The efficacy of EMDR in the treatment of depression
This study investigated the efficacy of eye movement desensitization and reprocessing (EMDR) psychotherapy in treating the primary diagnosis of major depressive disorder by processing past or present trauma that was affecting the quality of life. The 26 diagnosed participants were randomly assigned to 6–8 sessions of EMDR treatment or the waiting list control. Beck Depression Inventory-II, Trauma Symptom Checklist-40, and Quality of Life Index Inventory were used at pre- and postassessment to measure depressive and trauma symptoms and quality of life of the participants for both groups. The targets for EMDR therapy were selected by the participants determining the negative cognitions most strongly associated with reduced functioning and then identifying a related disturbing event. Paired and independent sample t tests were applied for data analysis. Results showed significant improvements on all measures with large effect sizes. At 95% confidence interval, the results found EMDR as an effective treatment for depressive and trauma symptoms and for improving the quality of life of the participants. A generalization effect was found for the depressogenic cognitions, with the number and strength of negative beliefs markedly decreased at posttreatment, even for beliefs not targeted in the therapy. Three-month follow-up interview with the EMDR participants confirmed that the results had been maintained.
Original Work Citation
Gauhar, M., & Majid, Y. (2016). The efficacy of EMDR in the treatment of depression.

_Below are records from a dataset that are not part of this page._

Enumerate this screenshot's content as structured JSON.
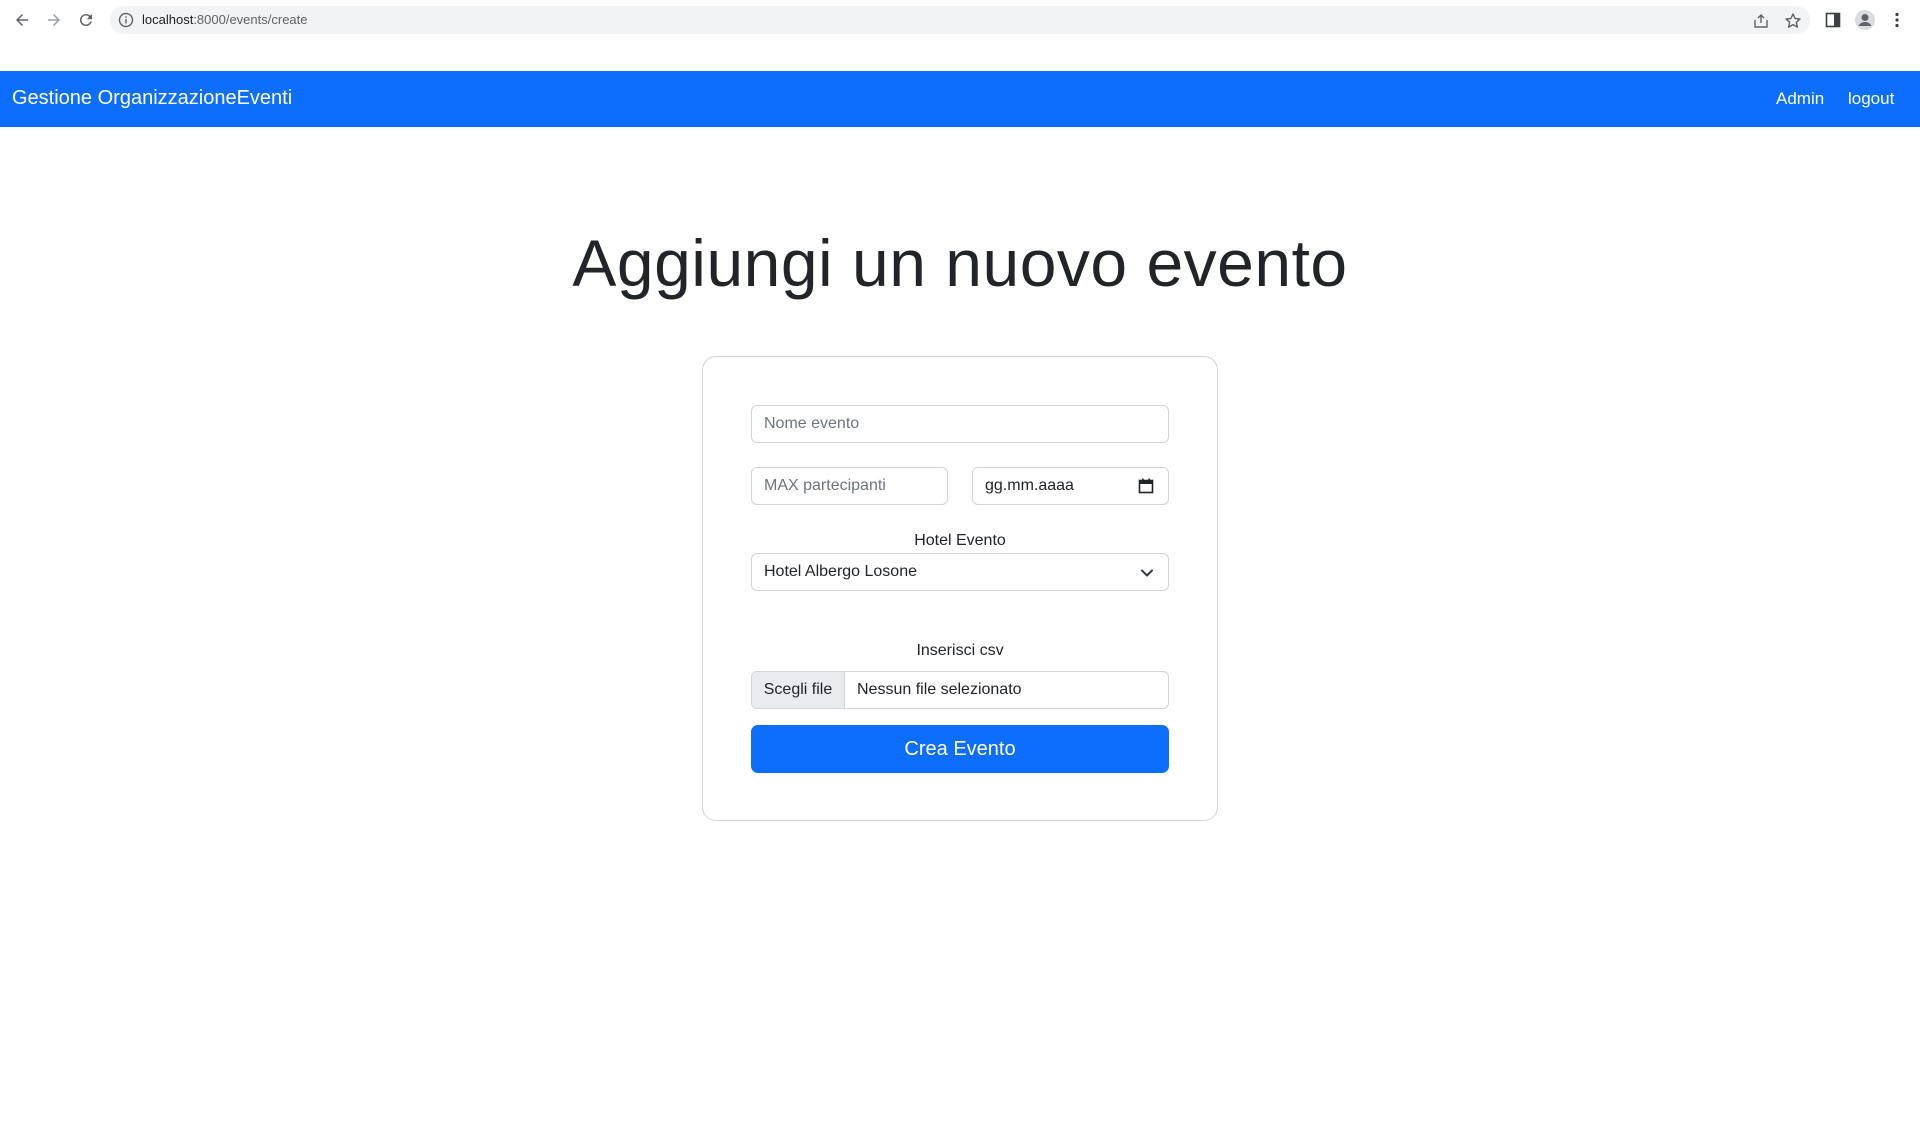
{
  "browser": {
    "url_host": "localhost",
    "url_rest": ":8000/events/create"
  },
  "navbar": {
    "brand": "Gestione OrganizzazioneEventi",
    "links": [
      "Admin",
      "logout"
    ],
    "color": "#0d6efd"
  },
  "page": {
    "title": "Aggiungi un nuovo evento"
  },
  "form": {
    "event_name_placeholder": "Nome evento",
    "max_participants_placeholder": "MAX partecipanti",
    "date_placeholder": "gg.mm.aaaa",
    "hotel_label": "Hotel Evento",
    "hotel_selected": "Hotel Albergo Losone",
    "csv_label": "Inserisci csv",
    "file_button": "Scegli file",
    "file_status": "Nessun file selezionato",
    "submit": "Crea Evento"
  }
}
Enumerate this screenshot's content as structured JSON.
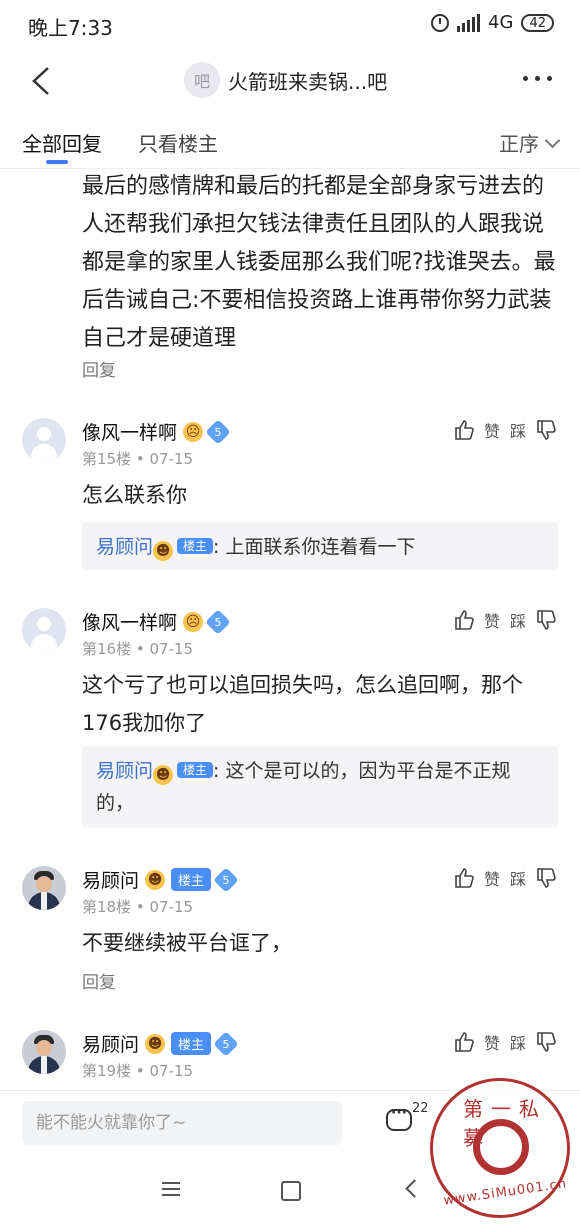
{
  "status": {
    "time": "晚上7:33",
    "network": "4G",
    "battery": "42"
  },
  "header": {
    "forum_avatar_text": "吧",
    "title": "火箭班来卖锅...吧"
  },
  "tabs": [
    {
      "label": "全部回复"
    },
    {
      "label": "只看楼主"
    }
  ],
  "sort": {
    "label": "正序"
  },
  "previous_post": {
    "text": "最后的感情牌和最后的托都是全部身家亏进去的人还帮我们承担欠钱法律责任且团队的人跟我说都是拿的家里人钱委屈那么我们呢?找谁哭去。最后告诫自己:不要相信投资路上谁再带你努力武装自己才是硬道理",
    "reply_label": "回复"
  },
  "action_labels": {
    "like": "赞",
    "dislike": "踩"
  },
  "comments": [
    {
      "username": "像风一样啊",
      "emoji": "sad-face",
      "level": "5",
      "floor": "第15楼",
      "date": "07-15",
      "text": "怎么联系你",
      "reply": {
        "author": "易顾问",
        "badge": "楼主",
        "text": ": 上面联系你连着看一下"
      }
    },
    {
      "username": "像风一样啊",
      "emoji": "sad-face",
      "level": "5",
      "floor": "第16楼",
      "date": "07-15",
      "text": "这个亏了也可以追回损失吗，怎么追回啊，那个176我加你了",
      "reply": {
        "author": "易顾问",
        "badge": "楼主",
        "text": ": 这个是可以的，因为平台是不正规的，"
      }
    },
    {
      "username": "易顾问",
      "emoji": "grin-face",
      "badge": "楼主",
      "level": "5",
      "floor": "第18楼",
      "date": "07-15",
      "text": "不要继续被平台诓了，",
      "reply_label": "回复"
    },
    {
      "username": "易顾问",
      "emoji": "grin-face",
      "badge": "楼主",
      "level": "5",
      "floor": "第19楼",
      "date": "07-15"
    }
  ],
  "reply_bar": {
    "placeholder": "能不能火就靠你了~",
    "comment_count": "22"
  },
  "watermark": {
    "text_top": "第一私募",
    "text_bottom": "www.SiMu001.cn"
  },
  "colors": {
    "accent": "#3c79f2",
    "badge": "#4a8ef7",
    "link_name": "#3b71c8",
    "stamp": "#b23232"
  }
}
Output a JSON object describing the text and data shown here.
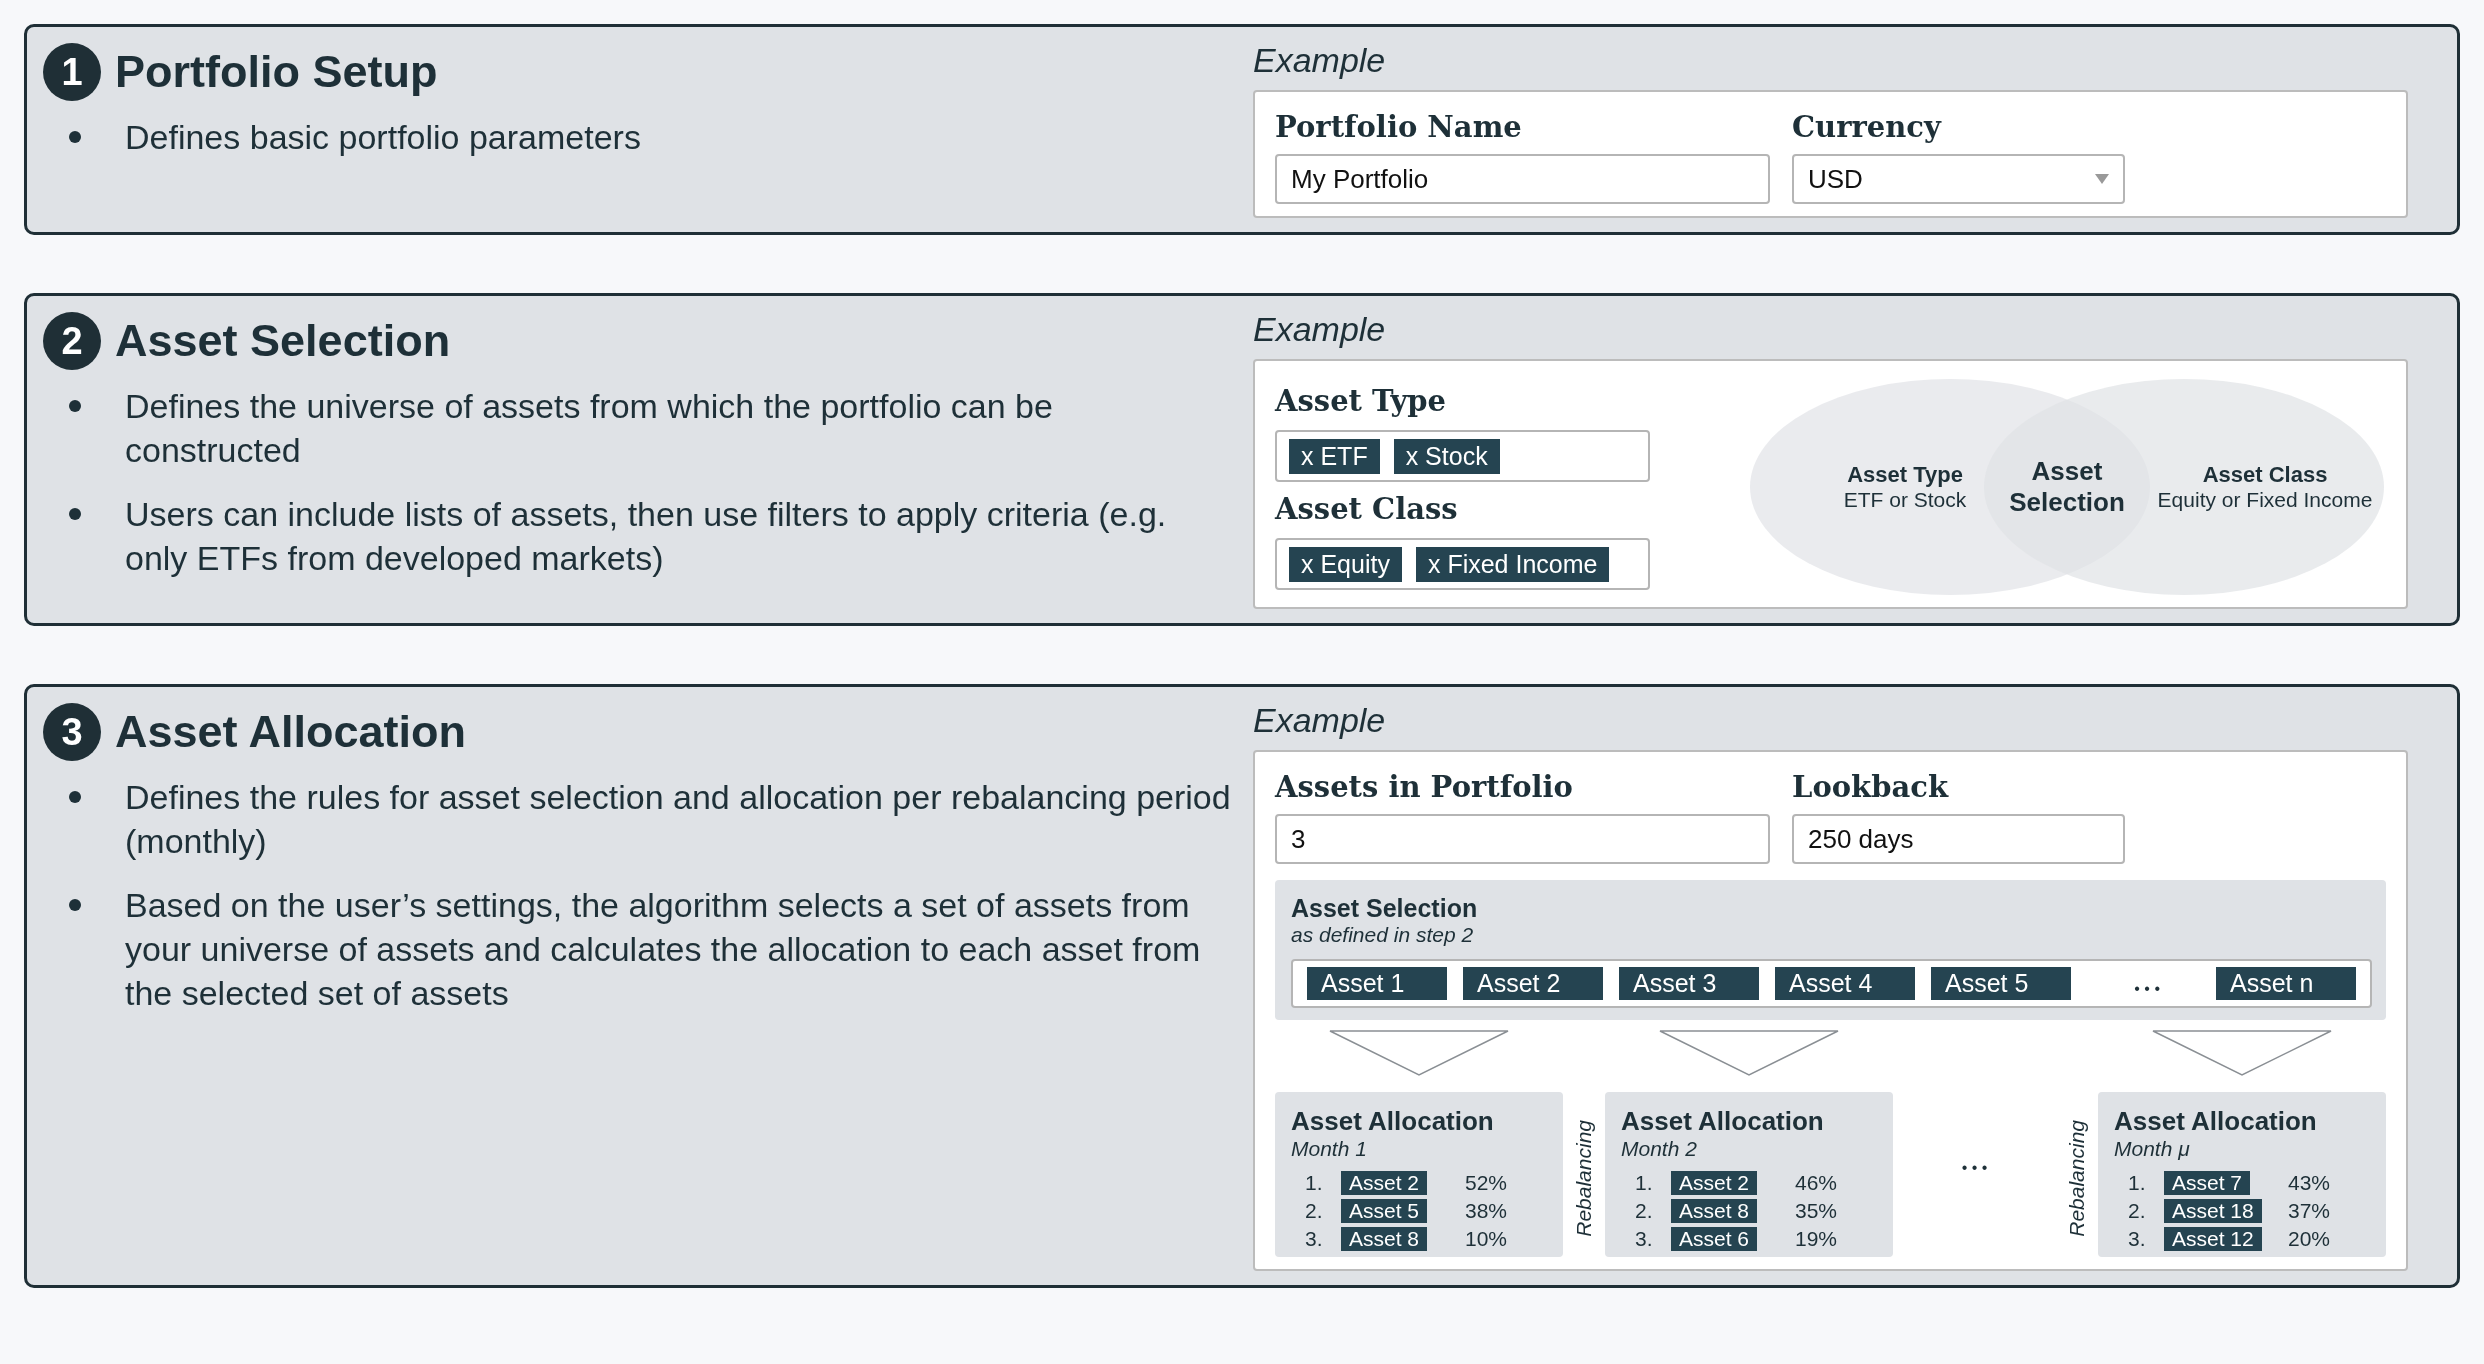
{
  "steps": [
    {
      "number": "1",
      "title": "Portfolio Setup",
      "bullets": [
        "Defines basic portfolio parameters"
      ],
      "example": {
        "kind": "setup",
        "label": "Example",
        "fields": [
          {
            "kind": "text",
            "label": "Portfolio Name",
            "value": "My Portfolio"
          },
          {
            "kind": "select",
            "label": "Currency",
            "value": "USD"
          }
        ]
      }
    },
    {
      "number": "2",
      "title": "Asset Selection",
      "bullets": [
        "Defines the universe of assets from which the portfolio can be constructed",
        "Users can include lists of assets, then use filters to apply criteria (e.g. only ETFs from developed markets)"
      ],
      "example": {
        "kind": "selection",
        "label": "Example",
        "filters": [
          {
            "label": "Asset Type",
            "tags": [
              "x ETF",
              "x Stock"
            ]
          },
          {
            "label": "Asset Class",
            "tags": [
              "x Equity",
              "x Fixed Income"
            ]
          }
        ],
        "venn": {
          "left_title": "Asset Type",
          "left_text": "ETF or Stock",
          "center": "Asset Selection",
          "right_title": "Asset Class",
          "right_text": "Equity or Fixed Income"
        }
      }
    },
    {
      "number": "3",
      "title": "Asset Allocation",
      "bullets": [
        "Defines the rules for asset selection and allocation per rebalancing period (monthly)",
        "Based on the user’s settings, the algorithm selects a set of assets from your universe of assets and calculates the allocation to each asset from the selected set of assets"
      ],
      "example": {
        "kind": "allocation",
        "label": "Example",
        "fields": [
          {
            "kind": "text",
            "label": "Assets in Portfolio",
            "value": "3"
          },
          {
            "kind": "text",
            "label": "Lookback",
            "value": "250 days"
          }
        ],
        "selection": {
          "title": "Asset Selection",
          "subtitle": "as defined in step 2",
          "assets": [
            "Asset 1",
            "Asset 2",
            "Asset 3",
            "Asset 4",
            "Asset 5"
          ],
          "ellipsis": "• • •",
          "last": "Asset n"
        },
        "timeline": [
          {
            "kind": "period",
            "title": "Asset Allocation",
            "subtitle": "Month 1",
            "rows": [
              {
                "rank": "1.",
                "asset": "Asset 2",
                "weight": "52%"
              },
              {
                "rank": "2.",
                "asset": "Asset 5",
                "weight": "38%"
              },
              {
                "rank": "3.",
                "asset": "Asset 8",
                "weight": "10%"
              }
            ]
          },
          {
            "kind": "rebalancing",
            "text": "Rebalancing"
          },
          {
            "kind": "period",
            "title": "Asset Allocation",
            "subtitle": "Month 2",
            "rows": [
              {
                "rank": "1.",
                "asset": "Asset 2",
                "weight": "46%"
              },
              {
                "rank": "2.",
                "asset": "Asset 8",
                "weight": "35%"
              },
              {
                "rank": "3.",
                "asset": "Asset 6",
                "weight": "19%"
              }
            ]
          },
          {
            "kind": "ellipsis",
            "text": "• • •"
          },
          {
            "kind": "rebalancing",
            "text": "Rebalancing"
          },
          {
            "kind": "period",
            "title": "Asset Allocation",
            "subtitle": "Month μ",
            "rows": [
              {
                "rank": "1.",
                "asset": "Asset 7",
                "weight": "43%"
              },
              {
                "rank": "2.",
                "asset": "Asset 18",
                "weight": "37%"
              },
              {
                "rank": "3.",
                "asset": "Asset 12",
                "weight": "20%"
              }
            ]
          }
        ]
      }
    }
  ]
}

Journal of EMDR Practice and Research, 10(2), 59-69. doi:10.1891/1933-3188.8.131.52
“The efficacy of EMDR in the treatment of depression,” Francine Shapiro Library, accessed September 25, 2020, https://emdria.omeka.net/items/show/23837.